Descent into Hell
Descent Into Hell is a novel written by Charles Williams, first published in 1937. Williams is less well known than his fellow Inklings, such as C. S. Lewis and J. R. R. Tolkien. Like some of them, however, he wrote a series of novels which combine elements of fantasy fiction and Christian symbolism. Forgoing the detective fiction style of most of his earlier supernatural novels, most of the story's action is spiritual or psychological in nature. It fits the "theological thriller" description sometimes given to his works.
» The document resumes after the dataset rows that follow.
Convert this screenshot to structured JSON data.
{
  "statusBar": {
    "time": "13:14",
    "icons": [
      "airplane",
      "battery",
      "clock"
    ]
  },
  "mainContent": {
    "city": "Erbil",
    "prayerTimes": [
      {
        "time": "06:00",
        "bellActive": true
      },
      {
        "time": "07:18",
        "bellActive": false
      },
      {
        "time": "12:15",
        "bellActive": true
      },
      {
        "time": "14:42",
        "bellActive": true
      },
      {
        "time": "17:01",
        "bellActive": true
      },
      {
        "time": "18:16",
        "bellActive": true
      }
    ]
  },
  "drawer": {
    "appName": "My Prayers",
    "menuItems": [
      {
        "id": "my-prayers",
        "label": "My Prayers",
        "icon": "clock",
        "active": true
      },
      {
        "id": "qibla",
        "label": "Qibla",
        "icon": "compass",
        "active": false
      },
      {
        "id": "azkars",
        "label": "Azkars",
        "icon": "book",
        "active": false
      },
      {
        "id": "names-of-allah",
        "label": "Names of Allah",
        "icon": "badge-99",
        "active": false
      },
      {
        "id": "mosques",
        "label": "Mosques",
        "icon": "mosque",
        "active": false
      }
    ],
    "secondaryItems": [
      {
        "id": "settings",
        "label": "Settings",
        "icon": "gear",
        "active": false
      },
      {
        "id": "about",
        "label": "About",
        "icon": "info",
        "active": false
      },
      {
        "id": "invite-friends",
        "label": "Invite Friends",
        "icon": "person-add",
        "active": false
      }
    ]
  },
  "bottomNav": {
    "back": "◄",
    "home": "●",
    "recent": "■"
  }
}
For this reason Descent was initially rejected by publishers, though T. S. Eliot's publishing house Faber and Faberwould eventually pick up the novel, as Eliot admired Williams's work, and, though he did not like Descent Into Hell as well as the earlier novels, desired to see it printed.